To my mind, the TLV steers a middle of the road path between translations that are highly literal( so-called word-for-word) and those that follow the principle of dynamic equivalence (thought-for-thought) but is also respectful of other highly thought of translations such as the King James Version. For example, the TLV maintains classic phrases lost to many modern translations such as Behold and Selah (which is thought to represent an interlude or pause for thought) found in the Psalms. Another change the reader will notice is the absence of the word baptism, which implies infant baptism, which was most likely not practised by the earliest followers of Yeshua and indeed only appears as a controversial topic in the third century AD  (see Tertullian’s c 206 AD, de baptismo, ch. xviii). The TLV re-introduces the proper terminology here; Immersion. Thus John the Baptist becomes John the Immerser, etc. This is a more accurate description of how the earliest believers – all of whom had come of age – symbolically affirmed their dedication to the Christian faith and so feels more natural and less contrived than sprinkling luke warm water on the head of an infant who is not cognisant of the significance of the event.

Unlike many popular, thought-for-thought translations, such as the NIV and NLT, the TLV maintains a very conservative line on keeping accuracy a priority. For example, consider Romans 1:16 in the NIV, which dispenses with the word ‘Greek,’ replacing it with ‘Gentile’:

For I am not ashamed of the gospel, because it is the power of God that brings salvation to everyone who believes: first to the Jew, then to the Gentile.

Romans 1:16(NIV)

The TLV maintains greater accuracy like the more literal, word-for-word translations available(e.g. the KJV, NKJV, NASB & ESV):

For I am not ashamed of the Good News, for it is the power of God for salvation to everyone who trusts—to the Jew first and also to the Greek.

Romans 1:16 (TLV)

The reader can thus be assured that such close attention to linguistic details is strongly adhered to throughout the TLV, ensuring that the Bible reader is getting a highly accurate rendering of the Holy Scriptures.

Notable Features of the Thinline Edition of the TLV

The soft faux leather covering and Smyth-sewn binding makes the TLV open flat on the table.

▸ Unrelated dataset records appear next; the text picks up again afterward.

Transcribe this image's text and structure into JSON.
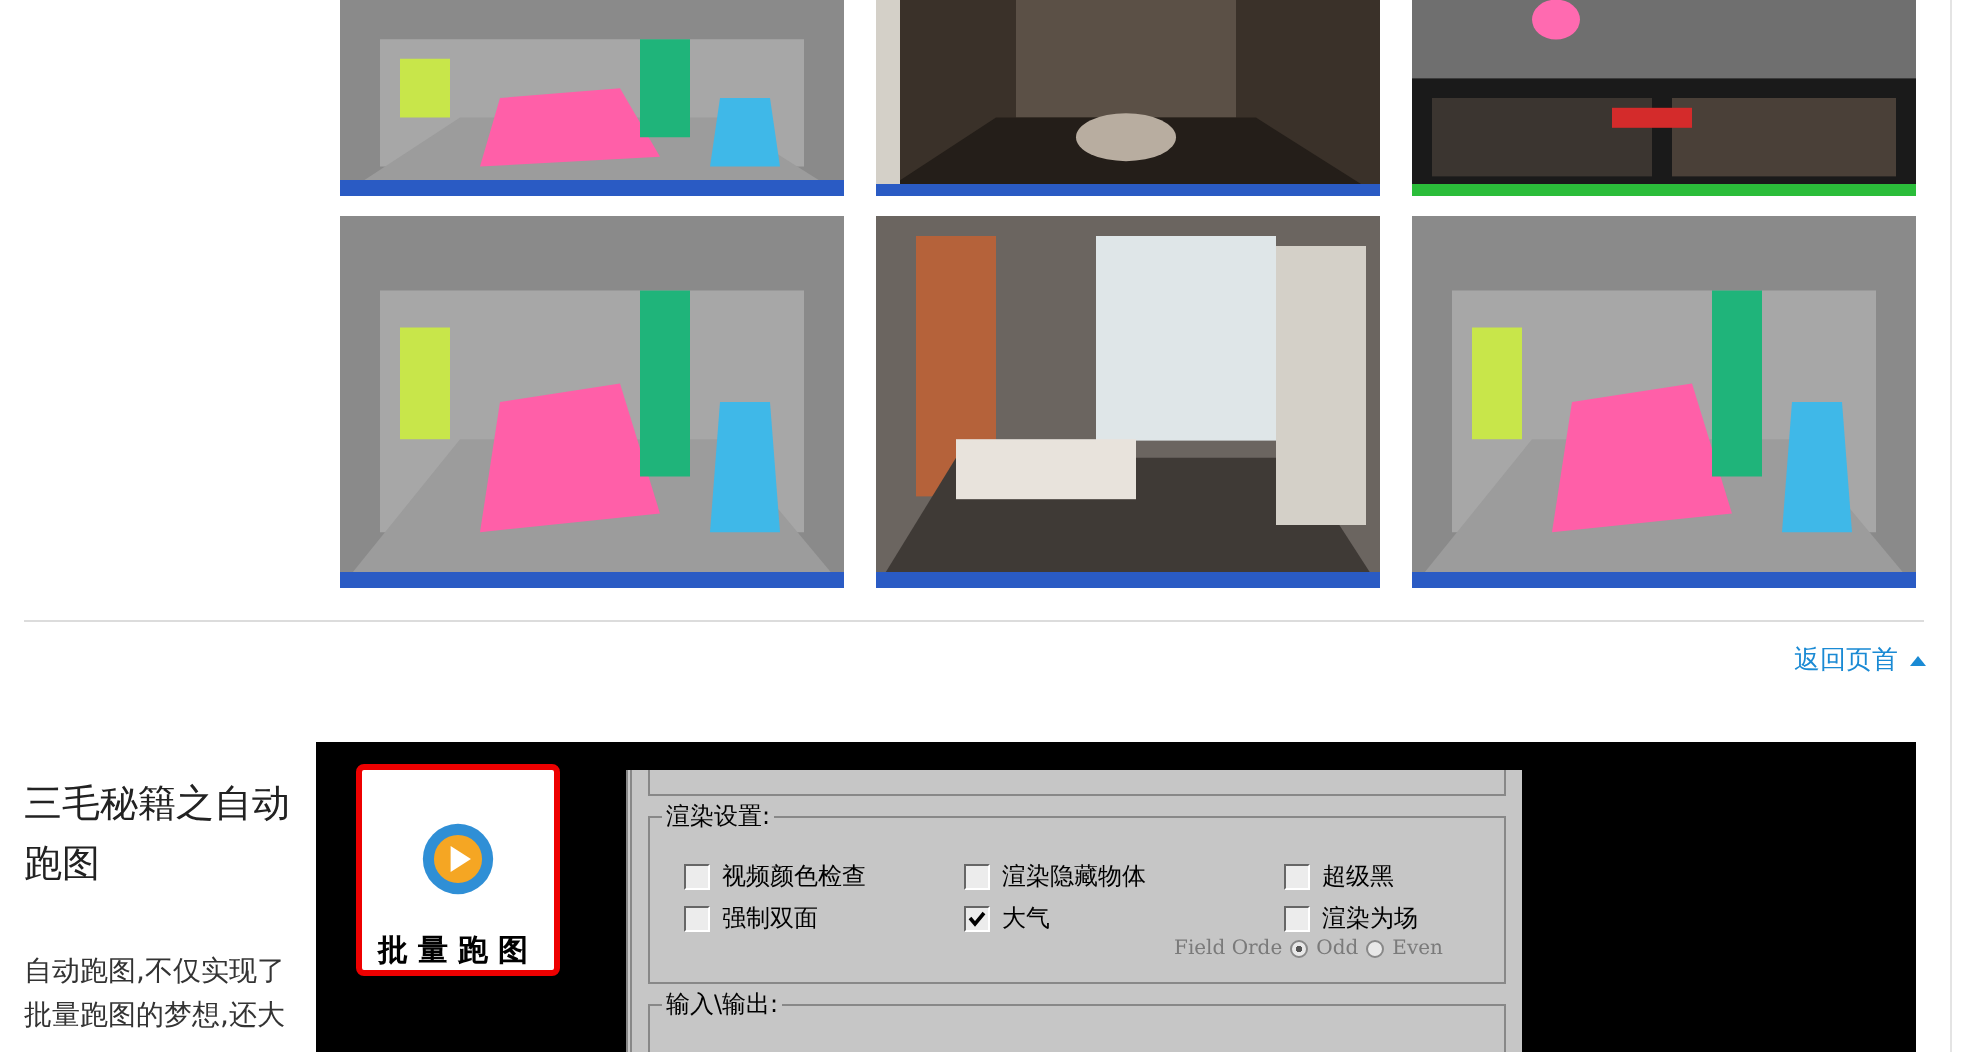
{
  "back_to_top": {
    "label": "返回页首"
  },
  "article": {
    "title": "三毛秘籍之自动跑图",
    "body": "自动跑图,不仅实现了批量跑图的梦想,还大",
    "figure": {
      "logo": {
        "label": "批量跑图"
      },
      "dialog": {
        "groups": [
          {
            "title": "渲染设置:",
            "options": [
              {
                "label": "视频颜色检查",
                "checked": false
              },
              {
                "label": "渲染隐藏物体",
                "checked": false
              },
              {
                "label": "超级黑",
                "checked": false
              },
              {
                "label": "强制双面",
                "checked": false
              },
              {
                "label": "大气",
                "checked": true
              },
              {
                "label": "渲染为场",
                "checked": false
              }
            ],
            "field_order": {
              "label": "Field Orde",
              "disabled": true,
              "options": [
                {
                  "label": "Odd",
                  "selected": true
                },
                {
                  "label": "Even",
                  "selected": false
                }
              ]
            }
          },
          {
            "title": "输入\\输出:"
          }
        ]
      }
    }
  }
}
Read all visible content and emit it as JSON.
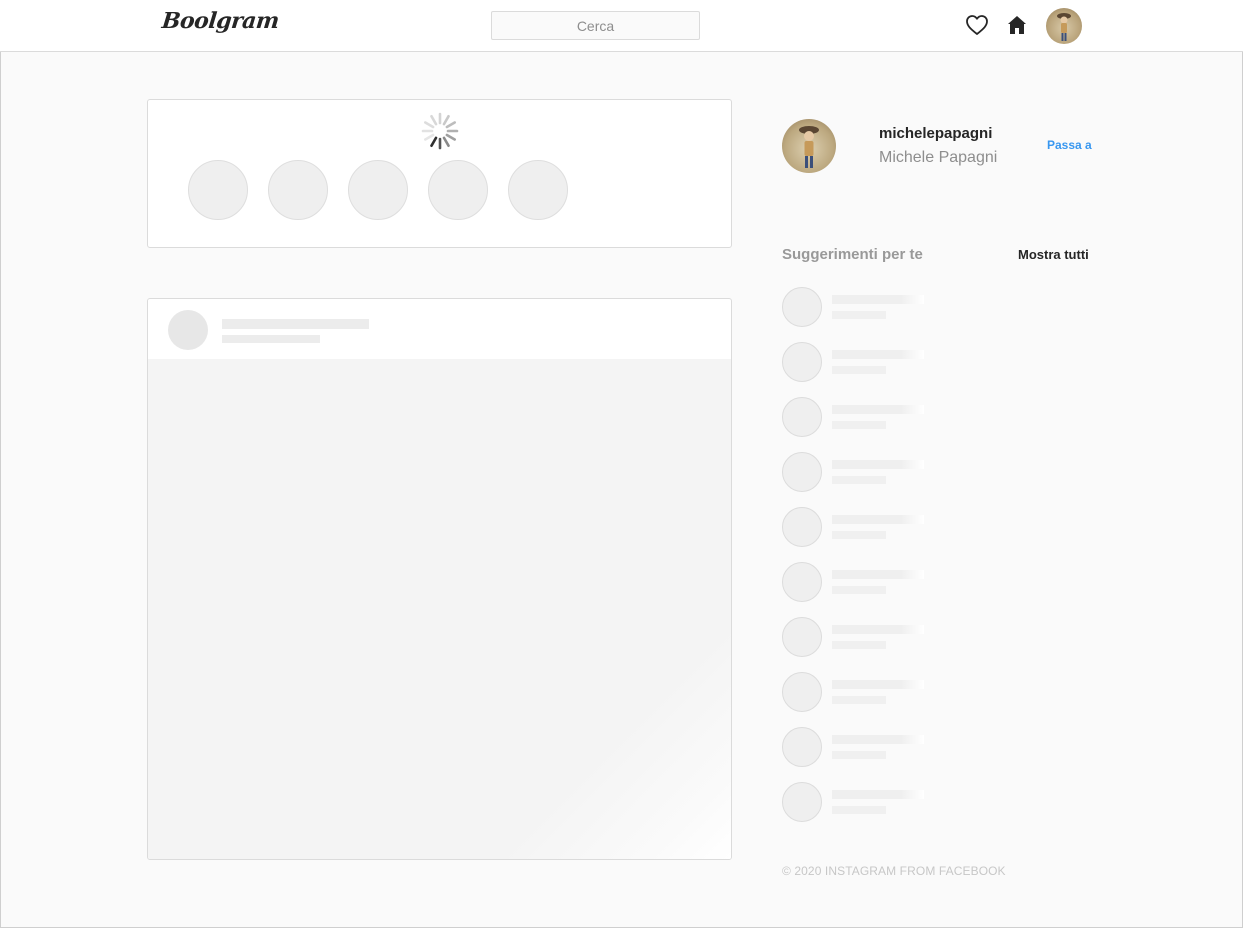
{
  "header": {
    "logo": "Boolgram",
    "search_placeholder": "Cerca",
    "icons": [
      "heart-icon",
      "home-icon",
      "profile-avatar"
    ]
  },
  "stories": {
    "loading_indicator": "spinner-icon",
    "placeholder_count": 5
  },
  "post": {
    "state": "loading-skeleton"
  },
  "profile": {
    "username": "michelepapagni",
    "full_name": "Michele Papagni",
    "switch_label": "Passa a"
  },
  "suggestions": {
    "title": "Suggerimenti per te",
    "show_all_label": "Mostra tutti",
    "placeholder_count": 10
  },
  "footer": {
    "copyright": "© 2020 INSTAGRAM FROM FACEBOOK"
  },
  "colors": {
    "link": "#3897f0",
    "border": "#dbdbdb",
    "background": "#fafafa",
    "skeleton": "#efefef"
  }
}
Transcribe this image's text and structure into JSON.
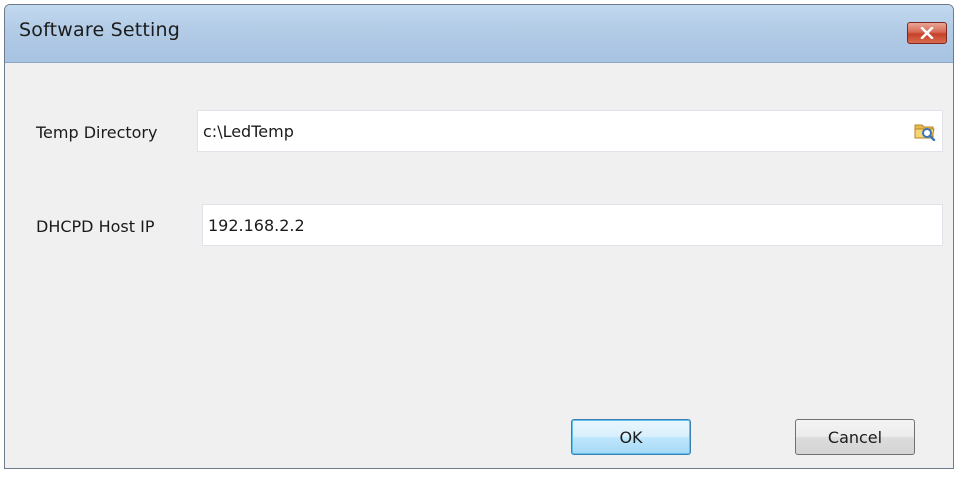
{
  "window": {
    "title": "Software Setting",
    "close_icon": "close-icon"
  },
  "form": {
    "temp_directory": {
      "label": "Temp Directory",
      "value": "c:\\LedTemp",
      "browse_icon": "folder-browse-icon"
    },
    "dhcpd_host_ip": {
      "label": "DHCPD Host IP",
      "value": "192.168.2.2"
    }
  },
  "buttons": {
    "ok": "OK",
    "cancel": "Cancel"
  },
  "colors": {
    "titlebar": "#b2cbe6",
    "close_button": "#c7412a",
    "default_button_border": "#3c7fb1"
  }
}
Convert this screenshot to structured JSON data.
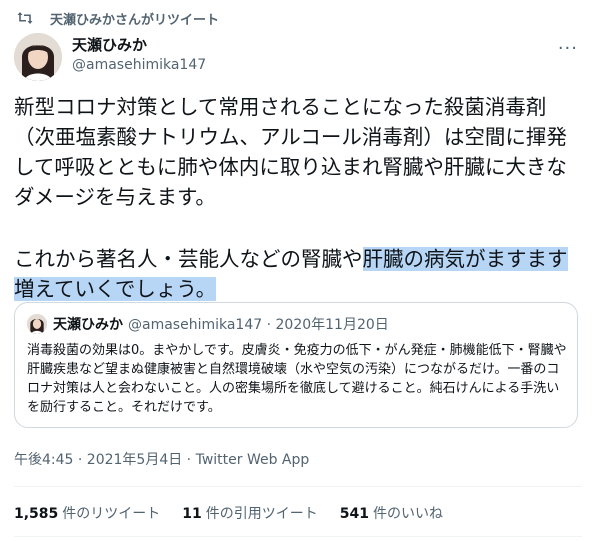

The thinline TLV measures 5.5 inches wide, 8.5 inches long and just 1 inch thick. The font is clear, approximately 9-point sized, and is line matched to minimise ghosting.

The thinline TLV has a beautifully designed spine:

The decorative spine of the thinline TLV Bible.

 

The TLV text doesn’t have an overwhelming number of Hebrew words, so you’ll rapidly learn those words and phrases. But just in case you get bogged down, there is a nice little glossary at the back where you can quickly look up the meaning of any word that you’re unfamiliar with.

The TLV has a small glossary at the back which you can consult if you’ve forgotten the meaning of any Hebrew phrase you come across.

Like the Giant Print edition, the Thinline TLV also contains a number of Hebrew prayers and blessings, the Lords Prayer and the Aaronic Benediction. These can all be found after the Scriptures are presented. This is a wonderful Bible for devotional study at home or to take along to church with you.

The beautiful gold gilding on the page edges of the TLV.

 

Well, I hope you will understand why the TLV has become one of my favourite Bible translations for both accuracy and poetic beauty. These are difficult times to be sure but they are also exciting because we can see world events aligning just like the prophets of old and Yeshua, whose testimony is the very spirit of prophecy (Revelation 19:10) foretold.

Neil English is working on a brand new book on Newtonian reflectors. If you like his work and wish to support him in your own small way, why not consider buying one of his books? Thank you and God bless you!

 

De Fideli.